This blog is not writing.  It is the final product, but not the most important aspect.  All the work that you don’t see, that I don’t see, the process, is most important part.  Getting from the germ of an idea to this that you see, without it the final product would not be.

She spoke about play, experiment, life, all that we are and do are part of the process of writing. A mistake that I, myself have made.  Compartmentalizing my life, quantify my success by what I have to show for it, and lack of appreciation of the process of writing.  Pow!

Lorsung redefined for me the writer’s cheer/cry – WRITE! My perspective has changed, her approach was personal.  Her manner, word choice and examples over and over seemed to echo my experience and thought process. Yes, this is a personal unique methodology, this craft of writing – but we all have something in common.  Anxiety. Éireann Lorsung

Not only offering perspective, but suggestions for dealing with self pressure, Lorsung does so with humor, encouragement.  Redefining the writing process, and life in general, a pressure valve was created during the thirty-eight minute podcast for me. (Éireann, thank you!)

Ah, The Frustration

So, here’s the block.  This time not a writer’s block but a drawing block.  Is there a better term for that? That is what I am.

It has taken three months to realize the problem.  The faces!  The child’s face in the story is far more cartoon-y in comparison to the more realistic portrayal of the grandfather.

My daughter suggested that perhaps this is appropriate, because as we age we do loose imagination.  We become more realistic and literal about everything compared to our younger selves. Hmm.

I am thinking on this.  Here are a few samples.  Comment, please!


Child face

Cartoony child



sleepy realistic child attempt


grumpa rough


out of focus sleeping grumpa attempt at cartoony


Rough Grumps and playing at a ball spot sketching


sleepy grumpa

Unknown Territory

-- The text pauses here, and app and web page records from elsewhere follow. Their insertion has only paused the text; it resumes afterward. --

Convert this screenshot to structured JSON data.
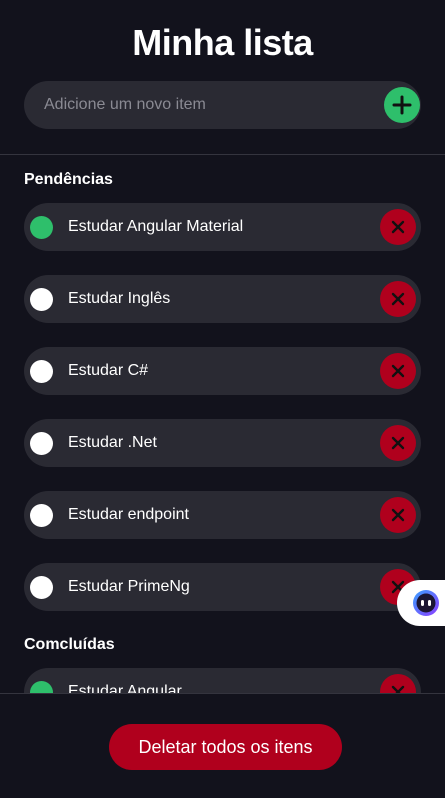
{
  "app": {
    "title": "Minha lista"
  },
  "add": {
    "placeholder": "Adicione um novo item"
  },
  "pending": {
    "title": "Pendências",
    "items": [
      {
        "label": "Estudar Angular Material",
        "done": true
      },
      {
        "label": "Estudar Inglês",
        "done": false
      },
      {
        "label": "Estudar C#",
        "done": false
      },
      {
        "label": "Estudar .Net",
        "done": false
      },
      {
        "label": "Estudar endpoint",
        "done": false
      },
      {
        "label": "Estudar PrimeNg",
        "done": false
      }
    ]
  },
  "completed": {
    "title": "Comcluídas",
    "items": [
      {
        "label": "Estudar Angular",
        "done": true
      }
    ]
  },
  "footer": {
    "delete_all_label": "Deletar todos os itens"
  },
  "colors": {
    "background": "#12121c",
    "surface": "#2a2a33",
    "green": "#2ebf6b",
    "red": "#b0001d"
  },
  "icons": {
    "add": "plus-icon",
    "delete": "x-icon",
    "widget": "chat-bot-icon"
  }
}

Figuring out how to illustrate the story and then practicing drawing that illustration until it is just right is a learning process. It has been hard to figure out when and what can be done.  My husband keeps telling me to stop over scheduling. (He knows me so well.)  His advice has been to just do what I can do each day and be happy with that.  Tough advice to follow.

Ready to be finish.  It is frustrating not to be faster. Minimal experience drawing, or painting of any kind other than by the numbers is leaving me feeling intimidated.  It is scary and exciting to do something new and different.





Cleaning and Clearing

I find myself thinning the stuff to store, and re-organizing my space.  Especially the work space. Last month in an effort to push my nose to the grindstone and hurry up the art work, I purchased some of my Snowball character images on shirts.  A ‘work uniform’ so to speak.

I hate them.  Well, not HATE, HATE them.  But I am not happy with them.  Well, there ya go, I have found another skill I need to master in this pursuit.  Photo editing. Oh, joy.

No, I am not exactly thrilled with the prospect.  Feels a little overwhelming at the moment.  However, some of that has come from not really having a method to my madness.  This was another point that was spoken about at the writer conference.


I have been like so many and read and researched and yes, I have a storyboard, and tried to outline and set deadlines and  . . . .

I could go on and on.

The point is, as a person, I really need to live first.  Eat, sleep, exercise, work and play.  I can’t just be at the desk writing or at the table drawing all the time. That will make me very boring and very unhappy.  The writing is the work.  That healthy equation is made up of five things, not a singular one.

In pursing that one, I let so many other aspects of life take a lesser importance.  Part of my project this month is still those page of illustration, but as well, balance. A little of this, a little of that, and organizing time and space for all of the things I love and enjoy doing.

And, this is a big one.  Instead of trying to do this how everyone else and their brother have been doing it – If I am going to write, I need to do it my way.  For me that is the right way.  (Same goes for drawing.)